The fact that pay-for-performance schemes have led to company-destroying bonuses among CEOs, and service-destroying competition among sales people, isn't the only problem. Even worse, when people only get paid for outcomes, they usually avoid experimental learning because experiments can lead to failure, and failure means no income. Such behaviors are the opposite of what businesses need in the 21st century. After all, learning and innovation can only happen through experiments.
Pay for commitment.
I believe there is a better way. Instead of using meaningless 40-hour or 36-hour time constraints, and instead of using dangerous performance metrics, in the 21st century we should simply agree on commitment levels. This is how I have defined it for my virtual team:
- Commitment level 5 (or 100 percent): The money we pay you is your only source of income. You're not financially supported by anyone else (for example, your spouse or another employer) and you're not trying to develop any other business on the side. What we expect from you is total commitment to our organization.
- Commitment level 4 (or 80 percent): The money we pay you is most of your income. You either have some minor support from someone else (but not more than 20 percent of your income), or you intentionally reserve some time and effort to develop your own business on the side. What we expect from you is high commitment to our organization.
- Commitment level 3 (or 60 percent): What we pay you is more than half of your income. You either have support from someone else (but less than 40 percent of your income), or you run your own business on the side which generates some minor income. What we expect from you is that you usually give priority to our organization in your commitment.
- Commitment level 2 (or 40 percent): What we pay you is less than half of your income. You either have significant support from someone else (60 percent or more), or you run your own business on the side that generates a good income. What we expect from you is that you usually give priority to your other employer or your other commitments.
- Commitment level 1 (or 20 percent): What we pay you is a minor part of your income. You either have almost full support from someone else (80 percent or more), or you run your own successful business that generates a significant income. What we expect from you is that you always give priority to your other employer or your other commitments.
So, how does this work? Easy! Instead of defining hours per week in contracts with employees, freelancers or virtual workers, you define a commitment level. You don't care how many hours they work, when and where, or how they mix their private and professional lives. The only thing you care about is how much you can count on the contributions, effort and collaboration of your workers, in the projects to which they have been assigned.
This is easier to observe than you might think. How fast do they reply to their emails? How often do they show up in Hangouts? How active are they on the organization's social channels? How often are they credited or complimented by their peers? How often are they asked for help? How fast do they offer it? How many ideas for improvement have they generated? And how committed are they to attend company events and gatherings?
There's no need to actually measure any of this. Among co-workers it should be easy enough to identify what commitment level someone behaves at.
Commitment levels can be part of a salary formula, or they can be considered during traditional negotiations over monthly fees or wages.
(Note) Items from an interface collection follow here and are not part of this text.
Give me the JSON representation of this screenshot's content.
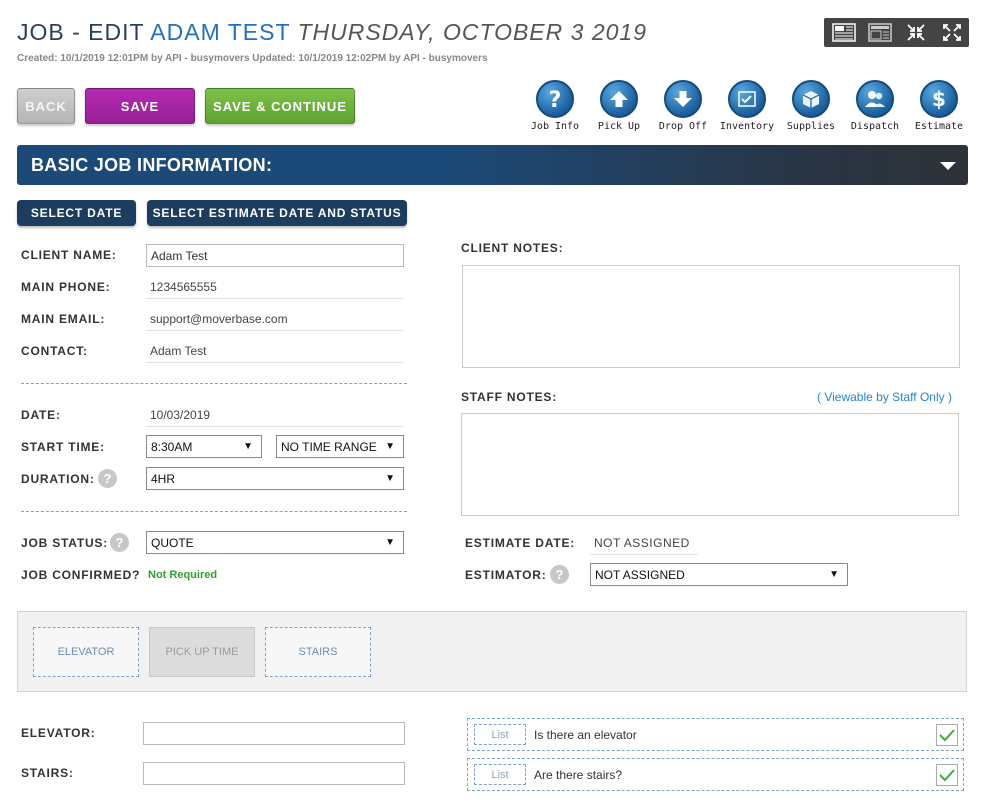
{
  "header": {
    "title_prefix": "JOB - EDIT",
    "client_name": "ADAM TEST",
    "job_date": "THURSDAY, OCTOBER 3 2019",
    "meta": "Created: 10/1/2019 12:01PM by API - busymovers Updated: 10/1/2019 12:02PM by API - busymovers"
  },
  "view_icons": [
    "layout-detail-icon",
    "layout-simple-icon",
    "collapse-icon",
    "expand-icon"
  ],
  "actions": {
    "back": "BACK",
    "save": "SAVE",
    "save_continue": "SAVE & CONTINUE"
  },
  "nav": [
    {
      "label": "Job Info",
      "icon": "question-icon"
    },
    {
      "label": "Pick Up",
      "icon": "arrow-up-icon"
    },
    {
      "label": "Drop Off",
      "icon": "arrow-down-icon"
    },
    {
      "label": "Inventory",
      "icon": "inventory-icon"
    },
    {
      "label": "Supplies",
      "icon": "box-icon"
    },
    {
      "label": "Dispatch",
      "icon": "people-icon"
    },
    {
      "label": "Estimate",
      "icon": "dollar-icon"
    }
  ],
  "section": {
    "title": "BASIC JOB INFORMATION:"
  },
  "buttons": {
    "select_date": "SELECT DATE",
    "select_estimate": "SELECT ESTIMATE DATE AND STATUS"
  },
  "fields": {
    "client_name_label": "CLIENT NAME:",
    "client_name_value": "Adam Test",
    "main_phone_label": "MAIN PHONE:",
    "main_phone_value": "1234565555",
    "main_email_label": "MAIN EMAIL:",
    "main_email_value": "support@moverbase.com",
    "contact_label": "CONTACT:",
    "contact_value": "Adam Test",
    "date_label": "DATE:",
    "date_value": "10/03/2019",
    "start_time_label": "START TIME:",
    "start_time_value": "8:30AM",
    "time_range_value": "NO TIME RANGE",
    "duration_label": "DURATION:",
    "duration_value": "4HR",
    "job_status_label": "JOB STATUS:",
    "job_status_value": "QUOTE",
    "job_confirmed_label": "JOB CONFIRMED?",
    "job_confirmed_value": "Not Required",
    "client_notes_label": "CLIENT NOTES:",
    "staff_notes_label": "STAFF NOTES:",
    "staff_notes_hint": "( Viewable by Staff Only )",
    "estimate_date_label": "ESTIMATE DATE:",
    "estimate_date_value": "NOT ASSIGNED",
    "estimator_label": "ESTIMATOR:",
    "estimator_value": "NOT ASSIGNED",
    "help_mark": "?"
  },
  "tabs": [
    "ELEVATOR",
    "PICK UP TIME",
    "STAIRS"
  ],
  "extras": {
    "elevator_label": "ELEVATOR:",
    "stairs_label": "STAIRS:",
    "list_label": "List",
    "elevator_question": "Is there an elevator",
    "stairs_question": "Are there stairs?"
  },
  "colors": {
    "save": "#a825a8",
    "save_continue": "#6db33f",
    "section_bar": "#1c4a78",
    "confirmed_text": "#2da32d",
    "link": "#1f86d9"
  }
}
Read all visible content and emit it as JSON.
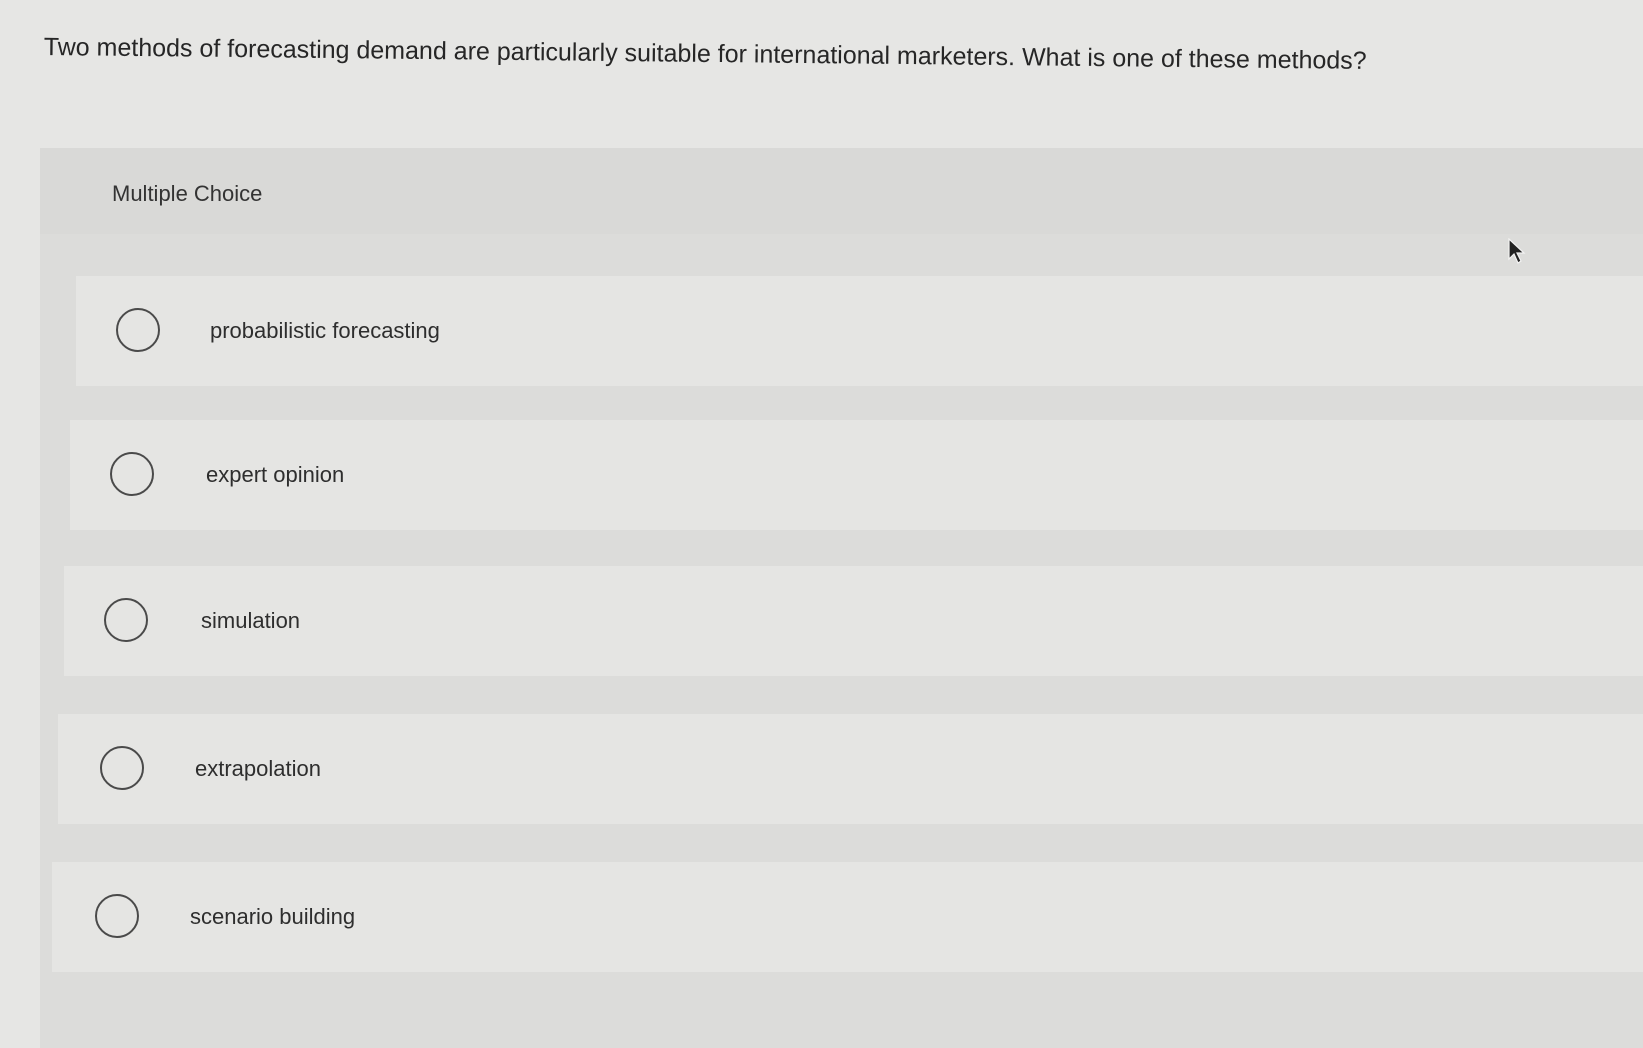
{
  "question": {
    "text": "Two methods of forecasting demand are particularly suitable for international marketers. What is one of these methods?"
  },
  "multiple_choice": {
    "label": "Multiple Choice",
    "options": [
      {
        "label": "probabilistic forecasting",
        "selected": false
      },
      {
        "label": "expert opinion",
        "selected": false
      },
      {
        "label": "simulation",
        "selected": false
      },
      {
        "label": "extrapolation",
        "selected": false
      },
      {
        "label": "scenario building",
        "selected": false
      }
    ]
  },
  "colors": {
    "page_background": "#e6e6e4",
    "panel_background": "#dcdcda",
    "option_background": "#e5e5e3",
    "radio_border": "#4a4a4a",
    "text": "#2b2b2b"
  },
  "icons": {
    "radio": "radio-button-icon",
    "cursor": "mouse-pointer-icon"
  }
}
Either way, what you agree on with your professional workers is a level of dependency and collaboration. You should get what you pay for. In the 21st century, with people working anytime and anywhere, continuously mixing professional and private activities, what you should pay for is neither time (which means nothing anymore) nor results (which can be dangerous). What you should pay for is people's commitment to your business.
So yes, I work 60 hours per week, and I feel proud of my results. But in our business I can only commit to level 4, because in between my Skype calls and cappuccinos I'm writing a new book.